[Dataset excerpts]
● ● ● ● ●

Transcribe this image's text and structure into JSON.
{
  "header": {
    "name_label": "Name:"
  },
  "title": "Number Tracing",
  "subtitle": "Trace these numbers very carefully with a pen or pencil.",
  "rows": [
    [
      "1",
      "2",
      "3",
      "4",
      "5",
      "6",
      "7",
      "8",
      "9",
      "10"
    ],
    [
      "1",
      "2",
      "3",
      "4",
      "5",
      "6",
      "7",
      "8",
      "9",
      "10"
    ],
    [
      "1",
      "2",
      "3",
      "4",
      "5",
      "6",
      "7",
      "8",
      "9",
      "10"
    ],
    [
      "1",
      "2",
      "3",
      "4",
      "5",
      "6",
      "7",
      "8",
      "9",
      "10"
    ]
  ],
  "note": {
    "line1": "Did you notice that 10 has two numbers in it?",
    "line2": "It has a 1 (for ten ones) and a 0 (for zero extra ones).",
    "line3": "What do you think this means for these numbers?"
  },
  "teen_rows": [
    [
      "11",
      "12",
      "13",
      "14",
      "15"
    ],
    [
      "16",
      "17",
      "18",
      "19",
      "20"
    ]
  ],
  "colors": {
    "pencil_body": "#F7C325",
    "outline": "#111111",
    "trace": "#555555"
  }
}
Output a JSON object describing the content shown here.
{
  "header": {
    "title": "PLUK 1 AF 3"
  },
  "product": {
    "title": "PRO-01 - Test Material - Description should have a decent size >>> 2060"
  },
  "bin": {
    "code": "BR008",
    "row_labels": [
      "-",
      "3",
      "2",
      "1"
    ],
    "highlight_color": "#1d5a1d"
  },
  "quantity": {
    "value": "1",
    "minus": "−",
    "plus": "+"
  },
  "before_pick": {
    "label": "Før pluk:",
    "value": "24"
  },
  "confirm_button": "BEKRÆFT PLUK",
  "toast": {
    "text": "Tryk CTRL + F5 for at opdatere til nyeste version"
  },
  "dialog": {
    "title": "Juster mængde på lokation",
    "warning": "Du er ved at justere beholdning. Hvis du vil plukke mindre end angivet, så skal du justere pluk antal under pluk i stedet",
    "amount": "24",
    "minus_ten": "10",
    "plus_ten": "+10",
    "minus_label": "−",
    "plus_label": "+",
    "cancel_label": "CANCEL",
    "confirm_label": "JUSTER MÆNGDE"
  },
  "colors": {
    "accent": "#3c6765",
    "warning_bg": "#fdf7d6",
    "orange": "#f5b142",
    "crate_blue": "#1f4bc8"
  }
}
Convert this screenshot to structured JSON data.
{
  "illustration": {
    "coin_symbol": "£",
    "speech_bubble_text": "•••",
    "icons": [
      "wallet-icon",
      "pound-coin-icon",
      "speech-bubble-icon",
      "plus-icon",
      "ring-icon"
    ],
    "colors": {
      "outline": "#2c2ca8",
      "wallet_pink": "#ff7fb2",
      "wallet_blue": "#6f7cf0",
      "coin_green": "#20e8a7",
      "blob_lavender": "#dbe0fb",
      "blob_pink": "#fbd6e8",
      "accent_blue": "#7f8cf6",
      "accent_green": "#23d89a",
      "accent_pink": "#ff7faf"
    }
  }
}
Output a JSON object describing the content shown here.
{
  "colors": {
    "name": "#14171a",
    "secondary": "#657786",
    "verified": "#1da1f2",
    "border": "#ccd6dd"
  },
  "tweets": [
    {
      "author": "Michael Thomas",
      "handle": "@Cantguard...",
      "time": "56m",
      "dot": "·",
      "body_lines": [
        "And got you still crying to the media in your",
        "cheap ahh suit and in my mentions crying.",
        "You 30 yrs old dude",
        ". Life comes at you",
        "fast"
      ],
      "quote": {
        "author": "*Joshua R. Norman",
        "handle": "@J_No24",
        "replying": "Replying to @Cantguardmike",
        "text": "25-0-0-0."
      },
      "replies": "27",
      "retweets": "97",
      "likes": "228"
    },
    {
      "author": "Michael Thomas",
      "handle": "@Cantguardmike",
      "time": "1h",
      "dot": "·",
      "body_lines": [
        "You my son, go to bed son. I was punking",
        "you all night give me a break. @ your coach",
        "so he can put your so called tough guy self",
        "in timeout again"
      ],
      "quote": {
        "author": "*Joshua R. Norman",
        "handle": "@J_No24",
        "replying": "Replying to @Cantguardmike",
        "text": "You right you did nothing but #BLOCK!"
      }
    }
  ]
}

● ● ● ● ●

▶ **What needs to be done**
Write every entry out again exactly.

▶ **Worked solution**
Transcribe this image's text and structure into JSON.
{
  "header": {
    "name_label": "Name:"
  },
  "title": "Number Tracing",
  "subtitle": "Trace these numbers very carefully with a pen or pencil.",
  "rows": [
    [
      "1",
      "2",
      "3",
      "4",
      "5",
      "6",
      "7",
      "8",
      "9",
      "10"
    ],
    [
      "1",
      "2",
      "3",
      "4",
      "5",
      "6",
      "7",
      "8",
      "9",
      "10"
    ],
    [
      "1",
      "2",
      "3",
      "4",
      "5",
      "6",
      "7",
      "8",
      "9",
      "10"
    ],
    [
      "1",
      "2",
      "3",
      "4",
      "5",
      "6",
      "7",
      "8",
      "9",
      "10"
    ]
  ],
  "note": {
    "line1": "Did you notice that 10 has two numbers in it?",
    "line2": "It has a 1 (for ten ones) and a 0 (for zero extra ones).",
    "line3": "What do you think this means for these numbers?"
  },
  "teen_rows": [
    [
      "11",
      "12",
      "13",
      "14",
      "15"
    ],
    [
      "16",
      "17",
      "18",
      "19",
      "20"
    ]
  ],
  "colors": {
    "pencil_body": "#F7C325",
    "outline": "#111111",
    "trace": "#555555"
  }
}
Output a JSON object describing the content shown here.
{
  "header": {
    "title": "PLUK 1 AF 3"
  },
  "product": {
    "title": "PRO-01 - Test Material - Description should have a decent size >>> 2060"
  },
  "bin": {
    "code": "BR008",
    "row_labels": [
      "-",
      "3",
      "2",
      "1"
    ],
    "highlight_color": "#1d5a1d"
  },
  "quantity": {
    "value": "1",
    "minus": "−",
    "plus": "+"
  },
  "before_pick": {
    "label": "Før pluk:",
    "value": "24"
  },
  "confirm_button": "BEKRÆFT PLUK",
  "toast": {
    "text": "Tryk CTRL + F5 for at opdatere til nyeste version"
  },
  "dialog": {
    "title": "Juster mængde på lokation",
    "warning": "Du er ved at justere beholdning. Hvis du vil plukke mindre end angivet, så skal du justere pluk antal under pluk i stedet",
    "amount": "24",
    "minus_ten": "10",
    "plus_ten": "+10",
    "minus_label": "−",
    "plus_label": "+",
    "cancel_label": "CANCEL",
    "confirm_label": "JUSTER MÆNGDE"
  },
  "colors": {
    "accent": "#3c6765",
    "warning_bg": "#fdf7d6",
    "orange": "#f5b142",
    "crate_blue": "#1f4bc8"
  }
}
Convert this screenshot to structured JSON data.
{
  "illustration": {
    "coin_symbol": "£",
    "speech_bubble_text": "•••",
    "icons": [
      "wallet-icon",
      "pound-coin-icon",
      "speech-bubble-icon",
      "plus-icon",
      "ring-icon"
    ],
    "colors": {
      "outline": "#2c2ca8",
      "wallet_pink": "#ff7fb2",
      "wallet_blue": "#6f7cf0",
      "coin_green": "#20e8a7",
      "blob_lavender": "#dbe0fb",
      "blob_pink": "#fbd6e8",
      "accent_blue": "#7f8cf6",
      "accent_green": "#23d89a",
      "accent_pink": "#ff7faf"
    }
  }
}
Output a JSON object describing the content shown here.
{
  "colors": {
    "name": "#14171a",
    "secondary": "#657786",
    "verified": "#1da1f2",
    "border": "#ccd6dd"
  },
  "tweets": [
    {
      "author": "Michael Thomas",
      "handle": "@Cantguard...",
      "time": "56m",
      "dot": "·",
      "body_lines": [
        "And got you still crying to the media in your",
        "cheap ahh suit and in my mentions crying.",
        "You 30 yrs old dude",
        ". Life comes at you",
        "fast"
      ],
      "quote": {
        "author": "*Joshua R. Norman",
        "handle": "@J_No24",
        "replying": "Replying to @Cantguardmike",
        "text": "25-0-0-0."
      },
      "replies": "27",
      "retweets": "97",
      "likes": "228"
    },
    {
      "author": "Michael Thomas",
      "handle": "@Cantguardmike",
      "time": "1h",
      "dot": "·",
      "body_lines": [
        "You my son, go to bed son. I was punking",
        "you all night give me a break. @ your coach",
        "so he can put your so called tough guy self",
        "in timeout again"
      ],
      "quote": {
        "author": "*Joshua R. Norman",
        "handle": "@J_No24",
        "replying": "Replying to @Cantguardmike",
        "text": "You right you did nothing but #BLOCK!"
      }
    }
  ]
}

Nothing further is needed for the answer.